It was the morning of day one: Chaos ensued as more than 7,000 SaaStr-ites descended upon the Hilton Union Square in San Francisco in early February, but, just like everything else in the software-as-a-service space, the organizers pivoted quickly to regain control.
SaaStr Annual is a conference designed to bring together the brightest in the SaaS space to share best practices, divulge industry secrets and remind everyone that the journey, while hard, is not one that you need to do solo.
This was my first SaaStr conference, so I showed up with my laptop in one hand and a coffee in the other, ready to absorb as much information as humanly possible. My primary goals were to come away from SaaStr 2018 with a deeper understanding of the space, the ability to better support our accelerator’s cohort and with a renewed fervour to build some incredible companies right here on Canadian soil. I achieved all of that – and more.
The way we think
We’ve heard it before – founders in Silicon Valley think differently. They will walk into a room, much like Michelle Zatlyn – co-founder of Cloudflare – did, and announce that their company is raising a $20-million round the same way we in Canada might ask for $250,000.
This larger-than-life way of thinking may seem like it’s “just the way it is down in the Valley,” but that would mean forgetting that some people in the Valley, such as Zatlyn herself, are Canadian.
The content at SaaStr features a lot of catchy titles and industry buzzwords delivered by CEOs and founders of world-class companies, but what lies under the surface is the psychology that motivates a lot of the founders here. It’s palpable, infectious and, at times, downright intimidating. However, rippling through the undercurrents is a shared experience that reminds us that we’re all human – regardless of which zip code we find ourselves in.
One of those profound shared experiences came from Therese Tucker, CEO of BlackLine, who is a sassy, 50-something-year-old entrepreneur who has achieved what many would call the pinnacle of success. It was her advice on humility that put me at ease and lessened, if only a little, the intimidation I had around some of these tech giants.
“Pivot from arrogance to humility. It will allow you to be confident in your idea but still seek out
“The biggest mistakes happen when people believe their own hype. When that happens, they lose focus on the business itself. If you are the CEO of a small company, you need to be committed to doing whatever it takes to make that business successful,” she said.

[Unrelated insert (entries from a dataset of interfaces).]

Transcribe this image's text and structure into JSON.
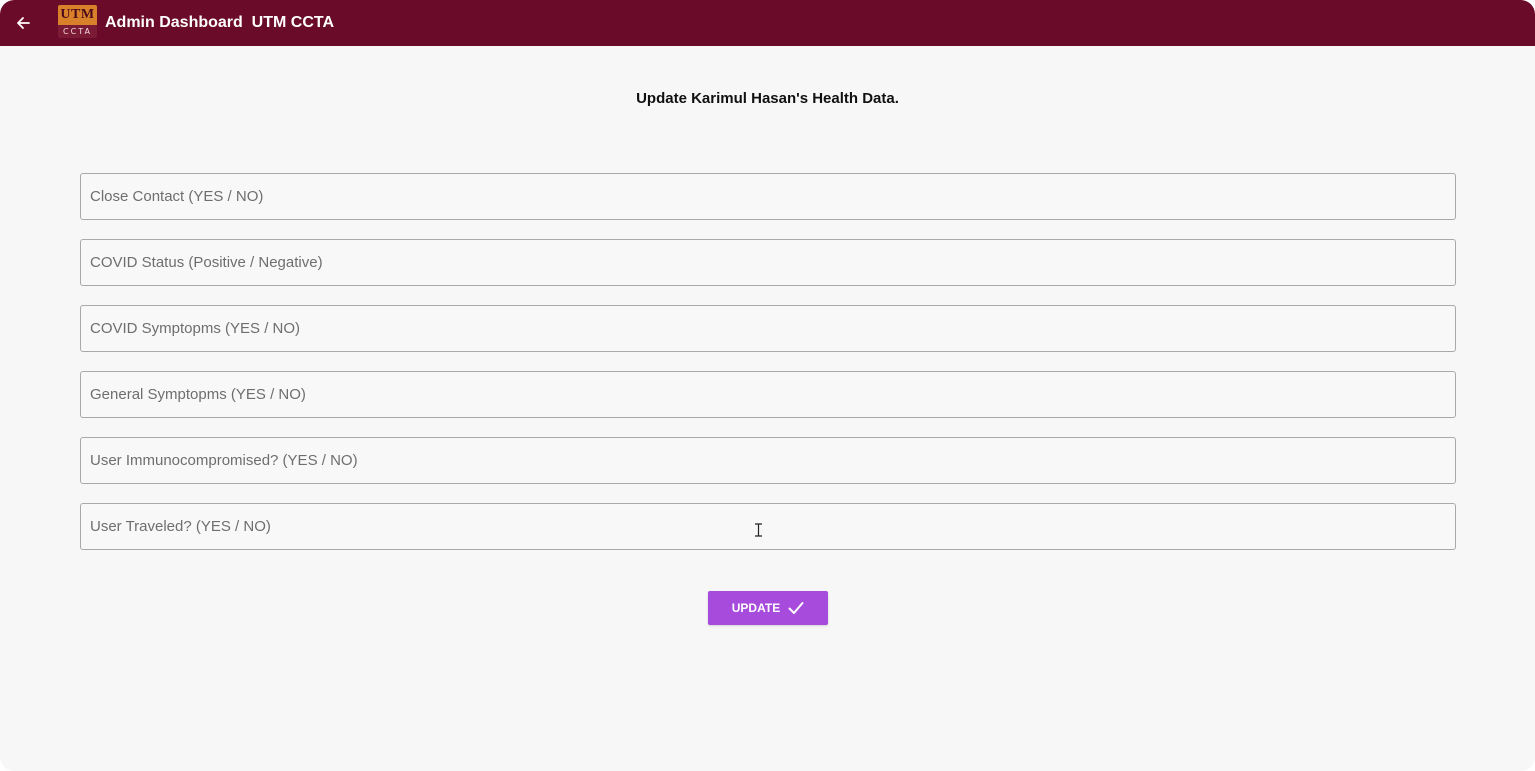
{
  "appbar": {
    "title": "Admin Dashboard  UTM CCTA",
    "logo_top": "UTM",
    "logo_bottom": "CCTA",
    "back_icon": "arrow-left-icon",
    "background_color": "#6b0b2a"
  },
  "page": {
    "title": "Update Karimul Hasan's Health Data."
  },
  "fields": [
    {
      "placeholder": "Close Contact (YES / NO)",
      "value": ""
    },
    {
      "placeholder": "COVID Status (Positive / Negative)",
      "value": ""
    },
    {
      "placeholder": "COVID Symptopms (YES / NO)",
      "value": ""
    },
    {
      "placeholder": "General Symptopms (YES / NO)",
      "value": ""
    },
    {
      "placeholder": "User Immunocompromised? (YES / NO)",
      "value": ""
    },
    {
      "placeholder": "User Traveled? (YES / NO)",
      "value": ""
    }
  ],
  "update_button": {
    "label": "UPDATE",
    "icon": "check-icon",
    "color": "#a64bdc"
  }
}
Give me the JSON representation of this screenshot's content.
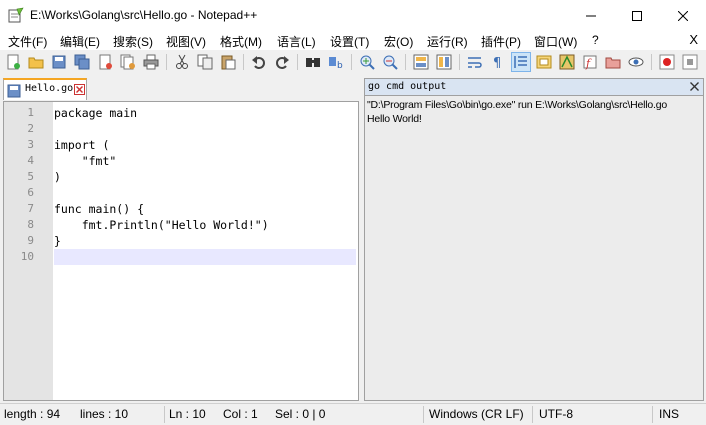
{
  "window": {
    "title": "E:\\Works\\Golang\\src\\Hello.go - Notepad++"
  },
  "menu": {
    "items": [
      "文件(F)",
      "编辑(E)",
      "搜索(S)",
      "视图(V)",
      "格式(M)",
      "语言(L)",
      "设置(T)",
      "宏(O)",
      "运行(R)",
      "插件(P)",
      "窗口(W)",
      "?"
    ],
    "close_label": "X"
  },
  "toolbar": {
    "icons": [
      "new-file-icon",
      "open-file-icon",
      "save-icon",
      "save-all-icon",
      "close-icon",
      "close-all-icon",
      "print-icon",
      "cut-icon",
      "copy-icon",
      "paste-icon",
      "undo-icon",
      "redo-icon",
      "find-icon",
      "replace-icon",
      "zoom-in-icon",
      "zoom-out-icon",
      "sync-vertical-icon",
      "sync-horizontal-icon",
      "word-wrap-icon",
      "show-all-chars-icon",
      "indent-guide-icon",
      "document-map-icon",
      "function-list-icon",
      "folder-workspace-icon",
      "monitoring-icon",
      "record-macro-icon",
      "stop-macro-icon"
    ]
  },
  "tabs": [
    {
      "label": "Hello.go"
    }
  ],
  "editor": {
    "lines": [
      {
        "num": "1",
        "text": "package main"
      },
      {
        "num": "2",
        "text": ""
      },
      {
        "num": "3",
        "text": "import ("
      },
      {
        "num": "4",
        "text": "    \"fmt\""
      },
      {
        "num": "5",
        "text": ")"
      },
      {
        "num": "6",
        "text": ""
      },
      {
        "num": "7",
        "text": "func main() {"
      },
      {
        "num": "8",
        "text": "    fmt.Println(\"Hello World!\")"
      },
      {
        "num": "9",
        "text": "}"
      },
      {
        "num": "10",
        "text": ""
      }
    ],
    "current_line": 10
  },
  "output": {
    "title": "go cmd output",
    "lines": [
      "\"D:\\Program Files\\Go\\bin\\go.exe\" run E:\\Works\\Golang\\src\\Hello.go",
      "Hello World!"
    ]
  },
  "status": {
    "length": "length : 94",
    "lines": "lines : 10",
    "ln": "Ln : 10",
    "col": "Col : 1",
    "sel": "Sel : 0 | 0",
    "eol": "Windows (CR LF)",
    "encoding": "UTF-8",
    "mode": "INS"
  },
  "colors": {
    "tab_accent": "#f5a623",
    "current_line": "#e8e8ff",
    "output_header": "#d9e4f2"
  }
}
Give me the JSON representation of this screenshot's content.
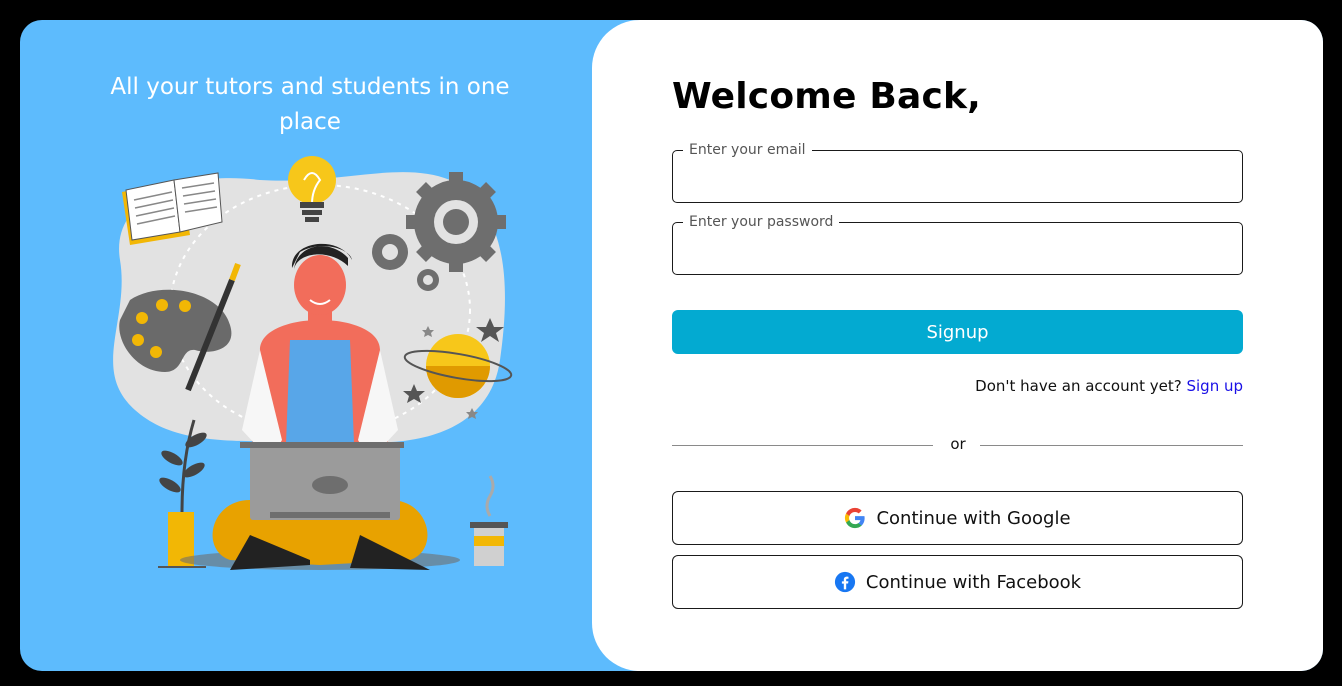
{
  "left": {
    "tagline": "All your tutors and students in one place"
  },
  "form": {
    "title": "Welcome Back,",
    "email_label": "Enter your email",
    "password_label": "Enter your password",
    "submit_label": "Signup",
    "no_account_text": "Don't have an account yet?",
    "signup_link": "Sign up",
    "divider_text": "or",
    "google_label": "Continue with Google",
    "facebook_label": "Continue with Facebook"
  },
  "colors": {
    "left_background": "#5dbbfd",
    "submit_button": "#03aad1",
    "link": "#1a10e6"
  },
  "icons": {
    "google": "google-g-icon",
    "facebook": "facebook-icon"
  }
}
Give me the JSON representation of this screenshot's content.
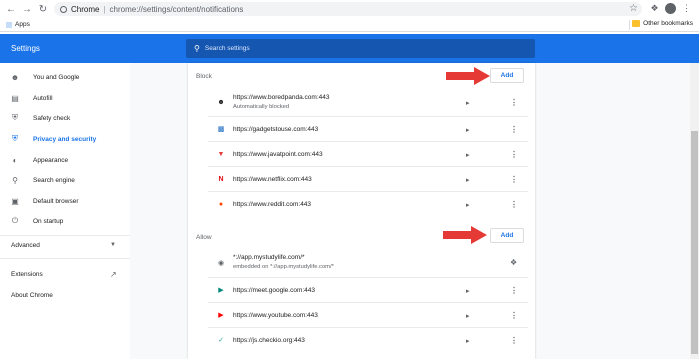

“Pivot from arrogance to humility. It will allow you to be confident in your idea but still seek out wisdom of people who have been there before.”
Being able to walk into a boardroom and demand your worth may seem like a juxtaposition next to advice on humility, but it seems like many of the Valley founders carry contrasting mindsets. This way of thinking, and the approach that many of the speakers took to solving problems, became my greatest source of learning.
Fall in love with problems
I wish I would have kept a record of the number of times I heard someone at SaaStr say the phrase, “solve problems.” Nearly every single person that took the stage echoed that sentiment loud and clear and applied their own unique viewpoint to it.
For example, Karen Peacock, COO of Intercom, said: “You have to fall in love with problems, not solutions.”
She went on to talk about how you need to watch what people do and not what they say, because you can easily fall into a trap of thinking that you are creating a solution people want when in reality, no one will use it.
“Focus on that magical time when a customer first comes to you and is interested in learning more about what you do. Watch how they move through that process and fall in love with the problems that pop up.”
Allie Janoch, CEO of Mapistry, spoke about the importance of building in a customer success strategy and offered this advice: “Solutions are great because people will pay a whole lot more for them. Solutions solve a core problem for your customers’ business, but keep in mind that sometimes a solution isn’t enough. Sometimes you need a customer success strategy, too.”
SaaStr ends with a talk from Byron Deeter of Bessemer Venture Partners. It’s called the State of the Cloud, and Deeter, along with his incredibly talented team, share their predictions for the year ahead.
Here were Deeter’s very high-level predictions for 2018:
- Rise of server-less computing
- APIs will drive innovation
- Blockchain will find a home in the enterprise
- Move from system of record to system of results
- Explosion of screen-less software
- Values create value; company values and the voice of the employee matter now more than ever
- The cloud is flat; we’ll see innovation outside of the Valley
While some of these ideas will ring true and some will not, it’s certainly interesting to see what is coming down the pipeline. My heart did swell with Ottawa pride when I saw Shopify used as an example throughout the report and as the basis for some of the 2018 predictions.
If you work in the SaaS space or you’re building a startup that has a software-as-a-service or enterprise software component, sign up and go to SaaStr.
Most conferences tout the value of the networking, which is completely true for SaaStr, but for me, the content here was king and the can’t-avoid-it-even-if-you-tried side effects of being bumped up against Silicon Valley’s build-a-unicorn energy will keep you going for a long time to come.
Erin Blaskie is the community manager at L-Spark. She’ll be sharing more insights from SaaStr 2018 on the accelerator’s website, L-Spark.com.